HBO Max has gotten off to a bit of an uneven start following its May launch, as it gained (but then lost) the “Harry Potter” movies, and it remains unavailable on Roku or Amazon Prime. But the service has a long list of desirable content arriving in the month of September. Some highlights:
“All the Right Moves” (September 1.) Director Michael Chapman’s 1983 sports drama starred a young Tom Cruise as a young high school football player, with a cast that also included Craig T. Nelson, Lea Thompson, and Chris Penn.
“City of God” (September 1.) Director Fernando Meirelles’ Brazilian film from 2002, about crime in the titular area near Rio de Janeiro, was nominated for four Oscars. It comes to HBO Max at the start of the month.
“Clerks” (September 1.) Director Kevin Smith’s black-and-white, low-budget and unceasingly vulgar comedy arrived in 1994 and quickly became a cult hit, which exemplified the indie spirit of the mid-1990s. It’s still the best film Smith has made.
“The Curious Case Of Benjamin Button” (September 1.) Director David Fincher’s films are usually critically praised, but reaction was more mixed to this 2008 epic, based on a short story, which starred Brad Pitt as a man who somehow ages in reverse. However, the reputation of the film, which set its climax against the backdrop of Hurricane Katrina, has improved over time.
“Dave” (September 1.) Political satire is very hard to do, but one of the best ever was this 1993 comedy, directed by Ivan Reitman. “Dave” stars Kevin Kline as a man who works as an impersonator for the president—and once the president suffers a stroke, he’s hired to take over as president for real.
“Dog Day Afternoon” (September 1.) One of the best crime films of the ‘70s, director Sidney Lumet’s film is set on a single day and covers the based-on-a-true-story tale of a man (Al Pacino) robbing a bank in Brooklyn and getting into an hours-long standoff with police.
“JFK” (September 1.) Oliver Stone’s 1991 film about New Orleans prosecutor Jim Garrison’s investigation into the Kennedy assassination may not have been very accurate as history, but it was a masterpiece of editing and film storytelling, featuring an all-star cast led by Kevin Costner as Garrison.
“When We Were Kings” (September 1.) There have been many, many movies about Muhammad Ali, but the best one of all is this Oscar-winning documentary, directed by Leon Gast, which depicted the 1974 “Rumble in the Jungle” between Ali and George Foreman, although the film wasn’t completed and released until 1996.

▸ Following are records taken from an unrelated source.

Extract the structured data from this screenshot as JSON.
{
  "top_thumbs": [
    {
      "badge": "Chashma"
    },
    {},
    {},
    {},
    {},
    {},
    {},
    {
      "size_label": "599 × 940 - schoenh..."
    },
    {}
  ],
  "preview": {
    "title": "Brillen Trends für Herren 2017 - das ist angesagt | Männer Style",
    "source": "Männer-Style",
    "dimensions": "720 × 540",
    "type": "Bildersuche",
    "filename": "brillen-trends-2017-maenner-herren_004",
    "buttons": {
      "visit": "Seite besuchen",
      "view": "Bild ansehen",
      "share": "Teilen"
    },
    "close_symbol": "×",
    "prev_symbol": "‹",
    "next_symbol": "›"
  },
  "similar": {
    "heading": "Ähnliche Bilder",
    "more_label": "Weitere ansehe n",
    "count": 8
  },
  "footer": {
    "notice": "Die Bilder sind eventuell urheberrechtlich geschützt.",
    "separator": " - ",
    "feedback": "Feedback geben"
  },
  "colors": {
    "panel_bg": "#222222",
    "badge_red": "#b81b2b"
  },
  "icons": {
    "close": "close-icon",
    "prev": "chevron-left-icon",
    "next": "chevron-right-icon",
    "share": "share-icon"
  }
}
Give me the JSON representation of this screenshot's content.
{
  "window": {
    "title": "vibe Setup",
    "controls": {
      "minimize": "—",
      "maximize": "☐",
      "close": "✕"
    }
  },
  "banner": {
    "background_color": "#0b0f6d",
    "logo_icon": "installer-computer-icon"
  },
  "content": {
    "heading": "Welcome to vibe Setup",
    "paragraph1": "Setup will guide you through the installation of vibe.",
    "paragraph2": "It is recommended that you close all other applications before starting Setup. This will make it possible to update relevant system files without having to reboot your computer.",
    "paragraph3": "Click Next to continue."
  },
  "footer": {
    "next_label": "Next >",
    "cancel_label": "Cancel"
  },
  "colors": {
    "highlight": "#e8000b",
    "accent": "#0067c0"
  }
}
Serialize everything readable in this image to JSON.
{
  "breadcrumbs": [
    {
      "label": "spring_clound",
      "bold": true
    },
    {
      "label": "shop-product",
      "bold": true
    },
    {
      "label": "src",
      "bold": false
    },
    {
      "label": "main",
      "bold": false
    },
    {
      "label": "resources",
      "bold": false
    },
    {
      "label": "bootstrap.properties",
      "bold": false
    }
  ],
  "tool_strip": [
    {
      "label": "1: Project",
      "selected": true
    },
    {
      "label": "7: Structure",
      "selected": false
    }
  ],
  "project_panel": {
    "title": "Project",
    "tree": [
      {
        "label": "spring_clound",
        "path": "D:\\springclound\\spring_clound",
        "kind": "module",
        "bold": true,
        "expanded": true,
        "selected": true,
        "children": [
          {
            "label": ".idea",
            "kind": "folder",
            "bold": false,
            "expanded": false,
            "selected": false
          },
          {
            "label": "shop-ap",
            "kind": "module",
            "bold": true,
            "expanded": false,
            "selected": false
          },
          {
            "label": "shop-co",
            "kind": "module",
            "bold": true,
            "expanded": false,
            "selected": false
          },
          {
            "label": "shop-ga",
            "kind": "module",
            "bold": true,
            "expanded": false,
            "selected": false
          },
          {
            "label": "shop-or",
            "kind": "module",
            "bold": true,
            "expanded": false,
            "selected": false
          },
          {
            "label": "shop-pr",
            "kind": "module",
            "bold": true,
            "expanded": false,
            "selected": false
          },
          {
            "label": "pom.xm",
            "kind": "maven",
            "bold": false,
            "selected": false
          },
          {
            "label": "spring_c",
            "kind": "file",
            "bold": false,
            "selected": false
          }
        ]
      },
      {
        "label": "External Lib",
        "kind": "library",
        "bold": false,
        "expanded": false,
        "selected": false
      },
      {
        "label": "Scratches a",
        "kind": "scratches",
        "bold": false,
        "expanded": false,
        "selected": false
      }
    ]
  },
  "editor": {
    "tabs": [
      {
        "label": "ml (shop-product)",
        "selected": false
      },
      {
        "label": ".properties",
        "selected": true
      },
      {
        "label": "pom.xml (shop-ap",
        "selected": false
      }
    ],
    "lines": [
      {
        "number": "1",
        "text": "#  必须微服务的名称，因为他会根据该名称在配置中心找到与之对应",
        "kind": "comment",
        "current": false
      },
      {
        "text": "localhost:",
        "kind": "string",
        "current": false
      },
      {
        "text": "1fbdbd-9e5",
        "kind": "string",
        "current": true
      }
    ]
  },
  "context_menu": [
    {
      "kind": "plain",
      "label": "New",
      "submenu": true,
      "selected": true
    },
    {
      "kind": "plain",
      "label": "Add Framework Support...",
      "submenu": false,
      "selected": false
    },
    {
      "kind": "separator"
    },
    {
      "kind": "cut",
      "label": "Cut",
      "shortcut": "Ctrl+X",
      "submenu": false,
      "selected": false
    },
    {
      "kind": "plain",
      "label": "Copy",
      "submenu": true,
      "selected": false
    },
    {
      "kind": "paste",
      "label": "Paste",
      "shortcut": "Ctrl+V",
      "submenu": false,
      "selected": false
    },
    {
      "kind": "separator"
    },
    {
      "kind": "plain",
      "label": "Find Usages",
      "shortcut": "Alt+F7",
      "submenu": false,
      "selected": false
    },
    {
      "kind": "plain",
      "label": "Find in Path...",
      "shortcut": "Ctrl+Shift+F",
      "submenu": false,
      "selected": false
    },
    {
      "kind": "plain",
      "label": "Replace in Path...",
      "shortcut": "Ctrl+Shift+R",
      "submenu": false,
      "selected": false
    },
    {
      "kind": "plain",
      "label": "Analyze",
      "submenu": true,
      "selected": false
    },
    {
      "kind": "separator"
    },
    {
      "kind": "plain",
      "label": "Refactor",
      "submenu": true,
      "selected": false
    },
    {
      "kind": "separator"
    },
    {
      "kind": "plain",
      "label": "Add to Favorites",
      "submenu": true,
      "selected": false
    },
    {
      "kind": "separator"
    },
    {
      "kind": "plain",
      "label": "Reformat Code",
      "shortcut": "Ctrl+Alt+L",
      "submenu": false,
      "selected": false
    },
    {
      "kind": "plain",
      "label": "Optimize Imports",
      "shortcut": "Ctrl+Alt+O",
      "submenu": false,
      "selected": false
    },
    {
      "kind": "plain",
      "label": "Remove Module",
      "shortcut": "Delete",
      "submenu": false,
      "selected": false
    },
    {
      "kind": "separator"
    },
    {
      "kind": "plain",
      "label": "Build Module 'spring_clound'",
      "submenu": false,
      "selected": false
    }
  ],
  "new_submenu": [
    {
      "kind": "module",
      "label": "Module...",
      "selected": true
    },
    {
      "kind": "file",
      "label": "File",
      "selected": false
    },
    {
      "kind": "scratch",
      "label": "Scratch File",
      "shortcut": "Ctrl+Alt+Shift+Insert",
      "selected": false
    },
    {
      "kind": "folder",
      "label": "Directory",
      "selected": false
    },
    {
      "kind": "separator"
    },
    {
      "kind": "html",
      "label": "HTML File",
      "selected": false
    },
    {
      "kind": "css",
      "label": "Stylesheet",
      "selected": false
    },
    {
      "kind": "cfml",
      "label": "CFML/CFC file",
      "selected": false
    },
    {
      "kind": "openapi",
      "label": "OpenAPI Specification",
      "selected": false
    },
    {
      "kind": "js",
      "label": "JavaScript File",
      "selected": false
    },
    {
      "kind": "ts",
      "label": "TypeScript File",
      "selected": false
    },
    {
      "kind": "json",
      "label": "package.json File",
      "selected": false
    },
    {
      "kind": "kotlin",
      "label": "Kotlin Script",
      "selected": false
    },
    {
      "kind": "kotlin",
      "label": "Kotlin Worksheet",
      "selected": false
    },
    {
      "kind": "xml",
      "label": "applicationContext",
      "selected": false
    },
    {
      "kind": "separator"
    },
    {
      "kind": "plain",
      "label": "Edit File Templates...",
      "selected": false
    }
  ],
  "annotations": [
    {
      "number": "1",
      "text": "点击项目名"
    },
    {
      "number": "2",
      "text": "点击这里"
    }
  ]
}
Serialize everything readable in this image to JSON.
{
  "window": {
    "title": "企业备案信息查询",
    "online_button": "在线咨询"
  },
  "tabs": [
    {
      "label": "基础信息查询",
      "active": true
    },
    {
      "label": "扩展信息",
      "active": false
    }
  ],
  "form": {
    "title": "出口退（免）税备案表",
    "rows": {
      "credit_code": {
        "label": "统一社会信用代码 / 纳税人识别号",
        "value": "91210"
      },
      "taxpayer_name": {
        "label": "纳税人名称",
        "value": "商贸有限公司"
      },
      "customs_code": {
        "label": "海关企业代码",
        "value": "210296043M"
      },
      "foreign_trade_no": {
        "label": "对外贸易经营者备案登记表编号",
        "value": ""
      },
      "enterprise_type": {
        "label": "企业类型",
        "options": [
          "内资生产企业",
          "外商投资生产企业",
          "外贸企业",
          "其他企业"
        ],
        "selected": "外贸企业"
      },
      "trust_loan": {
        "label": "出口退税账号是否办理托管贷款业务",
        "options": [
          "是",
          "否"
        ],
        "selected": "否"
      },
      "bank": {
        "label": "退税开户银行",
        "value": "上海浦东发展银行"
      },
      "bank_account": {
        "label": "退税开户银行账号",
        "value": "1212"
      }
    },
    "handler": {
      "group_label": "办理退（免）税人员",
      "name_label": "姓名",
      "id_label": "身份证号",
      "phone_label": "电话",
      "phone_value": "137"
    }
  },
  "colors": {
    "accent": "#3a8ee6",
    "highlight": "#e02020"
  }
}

“Unpregnant” (September 10.) The highest-profile original movie debuting on HBO Max this month is this road comedy, directed by Rachel Lee Goldenberg, which stars Haley Lu Richardson and Barbie Ferreira.
“The Invisible Man” (September 19.) One of the best movies of the pre-coronavirus 2020 cinematic year, this horror movie, directed by Leigh Whannell, starred Elisabeth Moss. It represented a smart spin on the H.G. Wells novel that’s been adapted numerous times over the years.
“Agents of Chaos” (September 23.) The prolific documentarian Alex Gibney has made films about a wide variety of topics, from Lance Armstrong to Eliot Spitzer to the Enron scandal to Steve Bartman. Now, he tackles Russian interference in the 2016 election, in this two-part doc that will also air on regular HBO.
Stephen Silver, a technology writer for The National Interest, is a journalist, essayist and film critic, who is also a contributor to Philly Voice, Philadelphia Weekly, the Jewish Telegraphic Agency, Living Life Fearless, Backstage magazine, Broad Street Review and Splice Today. The co-founder of the Philadelphia Film Critics Circle, Stephen lives in suburban Philadelphia with his wife and two sons. Follow him on Twitter at @StephenSilver.